Compansation for Injury Overview

If you’re making a claim for compensation, you have 2 options:

  • make the claim yourself
  • make the claim through a commercial business like a solicitor or a claims management company (CMC)

Claim compensation yourself

It’s free to claim compensation from financial companies if you have lost money from a mis-sold financial product eg payment protection insurance (PPI).

You can make a claim like this directly without using a CMC. If you aren’t sure how to make the claim, you can get free, impartial advice from consumer organisations.

Free, impartial advice

Many organisations offer impartial advice with no fee or obligation. If you make a successful claim without using a CMC, you’ll keep all the compensation yourself.

Claim compensation for injury or financial loss

Help with financial claims

Name Help with
Money Advice Service mis-sold payment protection insurance (PPI), endowment mortgages and investments
Financial Ombudsman most types of financial complaints, including guidance on how to complain yourself
Financial Services Compensation Scheme compensation for certain claims where a financial firm has gone bust
Which? mis-sold PPI, mortgages, card protection policies, packaged bank accounts

Help with claims for injuries, employment or housing issues

The Citizens Advice Consumer Service offers help and guidance if you’re considering making a claim for:

  • criminal injury
  • industrial injury
  • employment issues
  • housing disrepair
  • personal injury

If you decide to take legal action to claim compensation for a personal injury, you’ll need legal advice from a solicitor whether you go direct or use a CMC.

In most cases, you can’t get financial help (legal aid) and you’ll often be offered a ‘no win, no fee’ arrangement.

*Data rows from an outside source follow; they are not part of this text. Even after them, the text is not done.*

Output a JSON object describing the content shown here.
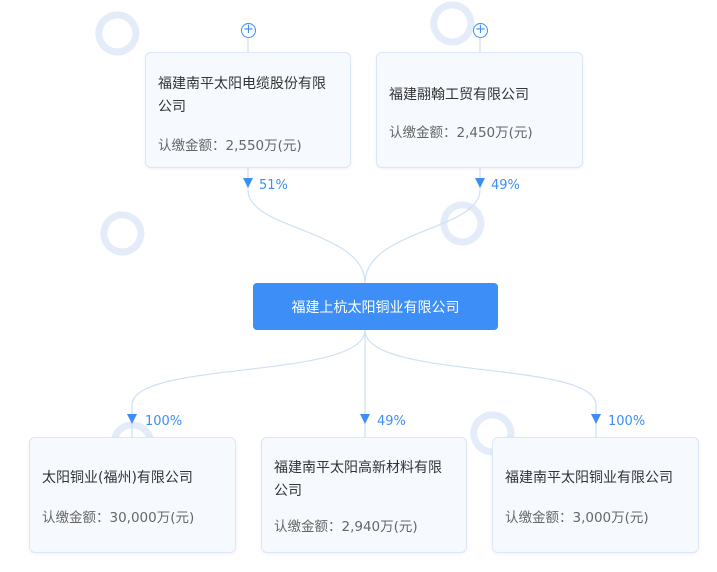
{
  "center": {
    "name": "福建上杭太阳铜业有限公司"
  },
  "shareholders": [
    {
      "name": "福建南平太阳电缆股份有限公司",
      "amount": "认缴金额：2,550万(元)",
      "percent": "51%"
    },
    {
      "name": "福建翮翰工贸有限公司",
      "amount": "认缴金额：2,450万(元)",
      "percent": "49%"
    }
  ],
  "investments": [
    {
      "name": "太阳铜业(福州)有限公司",
      "amount": "认缴金额：30,000万(元)",
      "percent": "100%"
    },
    {
      "name": "福建南平太阳高新材料有限公司",
      "amount": "认缴金额：2,940万(元)",
      "percent": "49%"
    },
    {
      "name": "福建南平太阳铜业有限公司",
      "amount": "认缴金额：3,000万(元)",
      "percent": "100%"
    }
  ],
  "icons": {
    "expand": "plus-circle-icon",
    "arrow": "arrow-down-icon",
    "watermark": "aiqicha-logo"
  },
  "colors": {
    "accent": "#3e8ef7",
    "line": "#cfe0f5",
    "card_bg": "#f6faff"
  }
}
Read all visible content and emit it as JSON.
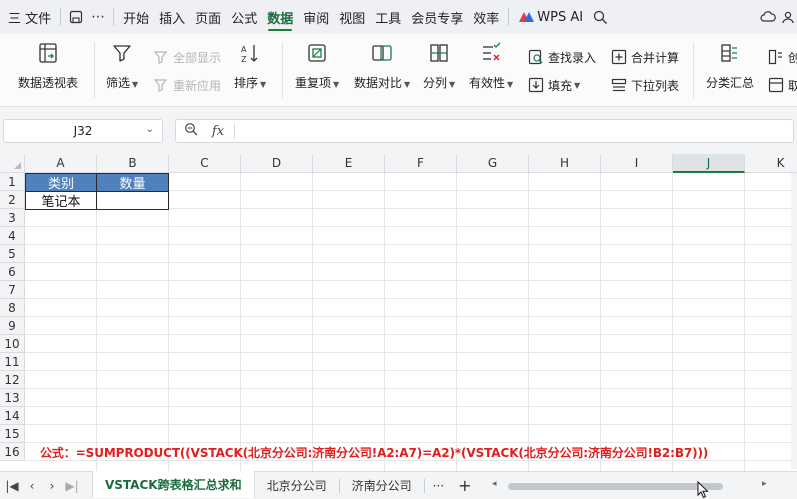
{
  "menubar": {
    "hamburger_label": "三 文件",
    "tabs": [
      "开始",
      "插入",
      "页面",
      "公式",
      "数据",
      "审阅",
      "视图",
      "工具",
      "会员专享",
      "效率"
    ],
    "active_tab": "数据",
    "wps_ai": "WPS AI"
  },
  "ribbon": {
    "pivot": "数据透视表",
    "filter": "筛选",
    "show_all": "全部显示",
    "reapply": "重新应用",
    "sort": "排序",
    "duplicates": "重复项",
    "compare": "数据对比",
    "split": "分列",
    "validity": "有效性",
    "lookup_entry": "查找录入",
    "fill": "填充",
    "consolidate": "合并计算",
    "dropdown_list": "下拉列表",
    "subtotal": "分类汇总",
    "create_partial": "创",
    "fetch_partial": "取"
  },
  "formula_bar": {
    "name_box": "J32",
    "fx": "fx",
    "formula": ""
  },
  "grid": {
    "columns": [
      "A",
      "B",
      "C",
      "D",
      "E",
      "F",
      "G",
      "H",
      "I",
      "J",
      "K"
    ],
    "selected_column": "J",
    "rows": [
      "1",
      "2",
      "3",
      "4",
      "5",
      "6",
      "7",
      "8",
      "9",
      "10",
      "11",
      "12",
      "13",
      "14",
      "15",
      "16"
    ],
    "cells": {
      "A1": "类别",
      "B1": "数量",
      "A2": "笔记本",
      "B2": ""
    },
    "header_fill": "#4f81bd",
    "note": "公式：=SUMPRODUCT((VSTACK(北京分公司:济南分公司!A2:A7)=A2)*(VSTACK(北京分公司:济南分公司!B2:B7)))",
    "note_color": "#e0201f"
  },
  "sheets": {
    "tabs": [
      "VSTACK跨表格汇总求和",
      "北京分公司",
      "济南分公司"
    ],
    "active": "VSTACK跨表格汇总求和",
    "more": "···",
    "add": "+"
  }
}
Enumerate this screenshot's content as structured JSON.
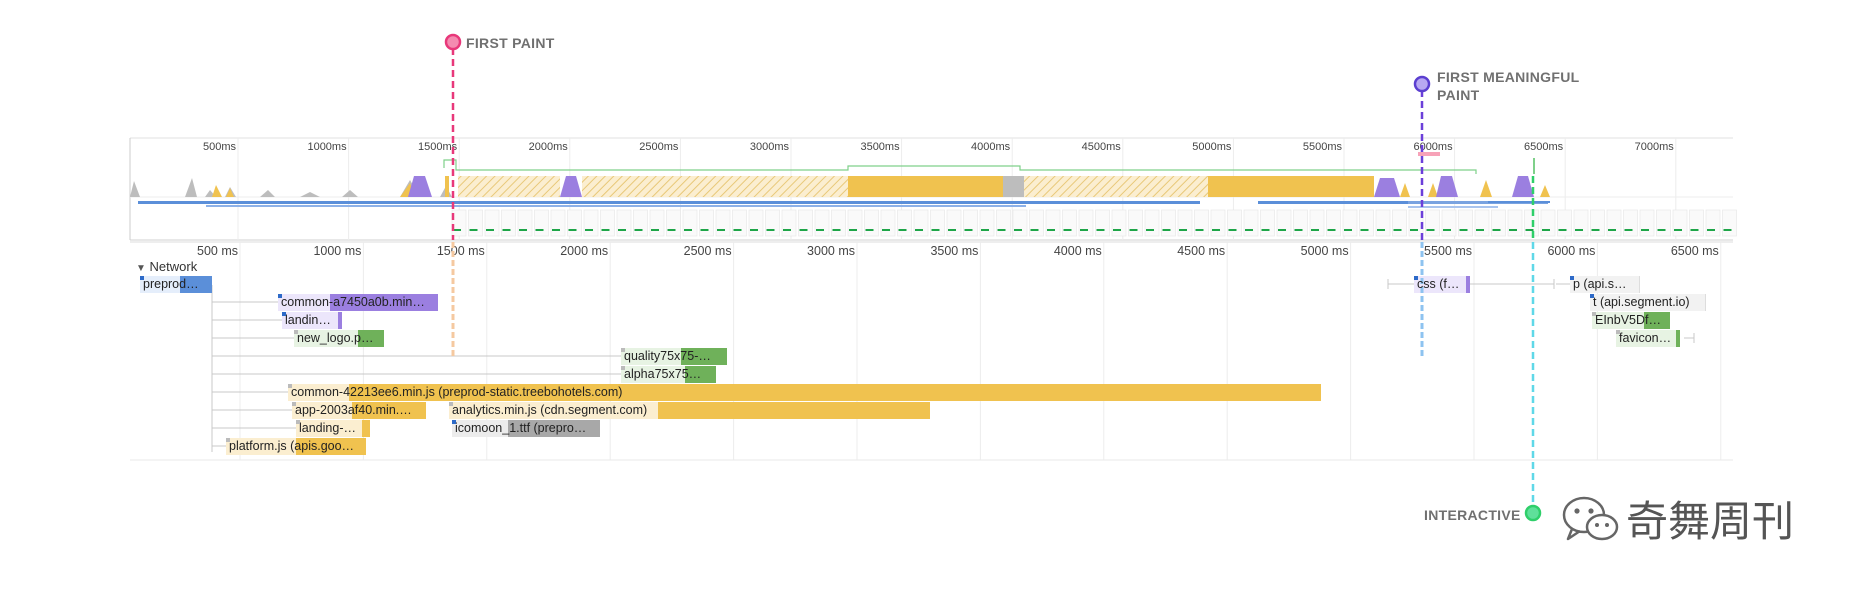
{
  "milestones": {
    "first_paint": "FIRST PAINT",
    "first_meaningful_paint": [
      "FIRST MEANINGFUL",
      "PAINT"
    ],
    "interactive": "INTERACTIVE"
  },
  "overview_ticks": [
    "500ms",
    "1000ms",
    "1500ms",
    "2000ms",
    "2500ms",
    "3000ms",
    "3500ms",
    "4000ms",
    "4500ms",
    "5000ms",
    "5500ms",
    "6000ms",
    "6500ms",
    "7000ms"
  ],
  "detail_ticks": [
    "500 ms",
    "1000 ms",
    "1500 ms",
    "2000 ms",
    "2500 ms",
    "3000 ms",
    "3500 ms",
    "4000 ms",
    "4500 ms",
    "5000 ms",
    "5500 ms",
    "6000 ms",
    "6500 ms"
  ],
  "network": {
    "header": "Network",
    "requests": [
      {
        "label": "preprod…"
      },
      {
        "label": "common-a7450a0b.min…"
      },
      {
        "label": "landin…"
      },
      {
        "label": "new_logo.p…"
      },
      {
        "label": "quality75x75-…"
      },
      {
        "label": "alpha75x75…"
      },
      {
        "label": "common-42213ee6.min.js (preprod-static.treebohotels.com)"
      },
      {
        "label": "app-2003af40.min.…"
      },
      {
        "label": "analytics.min.js (cdn.segment.com)"
      },
      {
        "label": "landing-…"
      },
      {
        "label": "icomoon_1.ttf (prepro…"
      },
      {
        "label": "platform.js (apis.goo…"
      },
      {
        "label": "css (f…"
      },
      {
        "label": "p (api.s…"
      },
      {
        "label": "t (api.segment.io)"
      },
      {
        "label": "EInbV5Df…"
      },
      {
        "label": "favicon…"
      }
    ]
  },
  "watermark": {
    "text": "奇舞周刊"
  },
  "colors": {
    "first_paint": "#e8387a",
    "first_meaningful_paint": "#6b3fd9",
    "interactive": "#2fcf6a",
    "script": "#f0c24f",
    "stylesheet": "#9b7fe0",
    "image": "#6fb15a",
    "html": "#5b8fd9",
    "font": "#a8a8a8"
  }
}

If you agree to this and you win your claim, you may still have something to pay.

Find out more about ‘no win, no fee’ agreements for personal injury.

Using a CMC: your rights as a consumer

Claims management companies (CMCs) are commercial businesses. For a fee, they will handle claims for compensation around:

  • mis-sold financial products – eg payment protection insurance (PPI)
  • employment matters
  • personal injury
  • criminal injury
  • industrial injury
  • housing disrepair – eg neglected, poor quality housing

Authorisation for CMCs

Any business in England and Wales that manages claims must be authorised by the Ministry of Justice’s Claims Management Regulator. There are exceptions for some organisations – eg solicitors, charities and advice agencies.

Being authorised doesn’t mean the Ministry of Justice endorses or recommends the company.

To see if a company is authorised, check the authorised business register.

Fees and CMCs

CMCs charge a fee for their services. Authorised CMCs must give you written information with details of the service they’re offering, their charges and when you’ll be expected to pay them.

You will have to sign a contract with the CMC (if you haven’t signed then you haven’t made a contract). You have 14 days from signing your contract to cancel it without being charged.

If you hand over any money up front, you can ask for it back within the 14 days. If you cancel after the cooling off period, you will have to pay a fee. This should be reasonable and reflect the work carried out on your claim.

Companies often work on a ‘no win, no fee’ deal. In PPI claims, they typically charge about 25% of the value of the claim plus VAT.

If you don’t win, you may still have to pay expenses or other costs to the CMC.

What to expect from a CMC

To be authorised, CMCs must stick to strict rules when dealing with consumers.

They must not:

  • send you emails or texts (unless you’ve agreed to receive them)
  • make marketing calls if you have told them that you don’t want to receive them or if you’ve registered your number with the Telephone Preference Service
  • approach you in person
  • use any form of high-pressure selling such as asking for on-the-spot decisions

They must:

  • give you clear written information about their service (including fees and costs) before you agree a contract
  • get your signature before taking any money or starting a claim
  • tell you clearly about ombudsman schemes or any other official ways you can claim
  • offer a 14-day cooling off period when you can cancel your contract without being charged
  • clearly explain how to complain if you’re unhappy with the service they provide

Make a complaint

If you’re not happy with the service you receive, find out how to complain about a claims management company.

If your CMC is no longer authorised

If a CMC’s authorisation is suspended, cancelled or surrendered, it must stop offering services to new and existing clients.

If your claim has gone to the Financial Ombudsman Service, they will contact you in due course.

If your claim has gone to a solicitor, bank or other financial services provider, get in touch and ask them to deal directly with you in future. Then inform the CMC in writing of what you are doing.

Refund options

If you can’t get a refund from the CMC itself, you have a number of options depending on how you’ve paid any fees.

Paid by Refund option Advice from Which?
credit card contact your credit card provider for advice Making a claim against credit card provider
debit card contact your debit card provider for advice about ‘charge back’ scheme Making a claim against debit card provider
cash, cheque or banker’s draft contact the CMC direct If a company goes bust

Information from


Claims Advice Bureau (UK) Limited are Authorised and Regulated by the Financial Conduct Authority FRN: 837876, Regulation recorded at